▶ [Assigned task] Scan the data below for the string "JSON". Show every line where it turns up.

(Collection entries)
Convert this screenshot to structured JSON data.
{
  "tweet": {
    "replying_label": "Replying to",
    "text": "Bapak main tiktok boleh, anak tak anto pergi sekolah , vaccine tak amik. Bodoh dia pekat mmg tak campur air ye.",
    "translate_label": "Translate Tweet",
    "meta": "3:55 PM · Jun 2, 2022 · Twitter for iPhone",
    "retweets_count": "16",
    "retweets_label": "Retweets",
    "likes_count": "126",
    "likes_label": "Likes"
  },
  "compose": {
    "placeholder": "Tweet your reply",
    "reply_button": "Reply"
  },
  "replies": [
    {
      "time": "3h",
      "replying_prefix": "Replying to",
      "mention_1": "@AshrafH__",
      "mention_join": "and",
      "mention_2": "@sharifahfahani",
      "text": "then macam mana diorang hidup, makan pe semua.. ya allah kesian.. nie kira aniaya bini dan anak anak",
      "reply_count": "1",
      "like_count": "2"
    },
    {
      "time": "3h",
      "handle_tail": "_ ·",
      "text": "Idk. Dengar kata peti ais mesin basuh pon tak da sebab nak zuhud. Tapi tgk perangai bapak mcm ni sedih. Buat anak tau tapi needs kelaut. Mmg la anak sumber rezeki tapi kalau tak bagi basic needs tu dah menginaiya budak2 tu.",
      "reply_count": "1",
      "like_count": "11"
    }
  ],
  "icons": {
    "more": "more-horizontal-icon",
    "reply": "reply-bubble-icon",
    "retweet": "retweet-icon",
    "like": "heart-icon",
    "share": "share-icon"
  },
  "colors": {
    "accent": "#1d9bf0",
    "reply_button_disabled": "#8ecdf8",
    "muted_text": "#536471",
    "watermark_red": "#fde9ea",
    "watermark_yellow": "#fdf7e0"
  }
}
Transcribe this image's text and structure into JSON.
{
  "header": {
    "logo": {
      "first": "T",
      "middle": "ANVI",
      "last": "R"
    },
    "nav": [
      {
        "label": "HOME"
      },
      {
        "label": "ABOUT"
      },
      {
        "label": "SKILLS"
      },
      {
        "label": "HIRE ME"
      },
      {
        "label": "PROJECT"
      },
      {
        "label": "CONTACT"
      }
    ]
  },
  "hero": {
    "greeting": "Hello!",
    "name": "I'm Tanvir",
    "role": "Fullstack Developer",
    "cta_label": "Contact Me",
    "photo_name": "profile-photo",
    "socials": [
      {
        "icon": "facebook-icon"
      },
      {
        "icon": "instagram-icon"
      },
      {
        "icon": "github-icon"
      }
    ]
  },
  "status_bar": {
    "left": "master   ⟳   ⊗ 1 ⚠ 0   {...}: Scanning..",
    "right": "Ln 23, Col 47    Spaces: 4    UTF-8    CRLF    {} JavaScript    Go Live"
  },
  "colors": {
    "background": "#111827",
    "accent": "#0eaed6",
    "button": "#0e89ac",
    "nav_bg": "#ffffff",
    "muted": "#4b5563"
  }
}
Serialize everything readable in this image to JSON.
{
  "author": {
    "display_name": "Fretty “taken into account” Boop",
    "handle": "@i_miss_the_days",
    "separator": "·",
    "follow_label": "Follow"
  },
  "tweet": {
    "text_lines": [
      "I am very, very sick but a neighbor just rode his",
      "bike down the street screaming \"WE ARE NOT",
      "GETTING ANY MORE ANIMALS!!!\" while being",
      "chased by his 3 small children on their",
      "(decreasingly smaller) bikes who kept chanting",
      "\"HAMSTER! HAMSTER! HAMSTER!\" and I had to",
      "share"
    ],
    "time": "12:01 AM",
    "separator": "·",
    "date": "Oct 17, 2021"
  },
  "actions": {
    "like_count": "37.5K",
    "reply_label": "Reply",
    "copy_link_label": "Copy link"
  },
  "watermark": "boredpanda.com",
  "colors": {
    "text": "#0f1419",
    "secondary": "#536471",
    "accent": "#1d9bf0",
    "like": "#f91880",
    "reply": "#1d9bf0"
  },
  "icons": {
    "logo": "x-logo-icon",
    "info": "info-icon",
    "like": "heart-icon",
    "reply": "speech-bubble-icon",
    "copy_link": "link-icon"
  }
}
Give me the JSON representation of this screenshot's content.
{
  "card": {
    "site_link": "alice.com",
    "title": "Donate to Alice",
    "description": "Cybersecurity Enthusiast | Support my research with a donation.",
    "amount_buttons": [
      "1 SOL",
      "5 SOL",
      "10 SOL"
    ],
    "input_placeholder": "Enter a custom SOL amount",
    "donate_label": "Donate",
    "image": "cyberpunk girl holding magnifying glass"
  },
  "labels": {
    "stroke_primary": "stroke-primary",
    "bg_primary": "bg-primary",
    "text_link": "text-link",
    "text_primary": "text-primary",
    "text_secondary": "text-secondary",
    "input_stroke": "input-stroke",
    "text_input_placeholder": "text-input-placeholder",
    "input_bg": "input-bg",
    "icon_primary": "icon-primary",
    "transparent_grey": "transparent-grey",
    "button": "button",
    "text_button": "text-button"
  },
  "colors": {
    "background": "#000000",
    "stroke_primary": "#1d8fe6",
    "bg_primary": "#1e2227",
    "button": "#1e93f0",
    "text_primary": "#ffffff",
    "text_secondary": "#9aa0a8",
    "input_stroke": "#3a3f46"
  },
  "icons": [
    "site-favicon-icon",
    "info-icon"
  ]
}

▶ [Completed task]
Convert this screenshot to structured JSON data.
Transcribe this image's text and structure into JSON.
Serialize everything readable in this image to JSON.
Give me the JSON representation of this screenshot's content.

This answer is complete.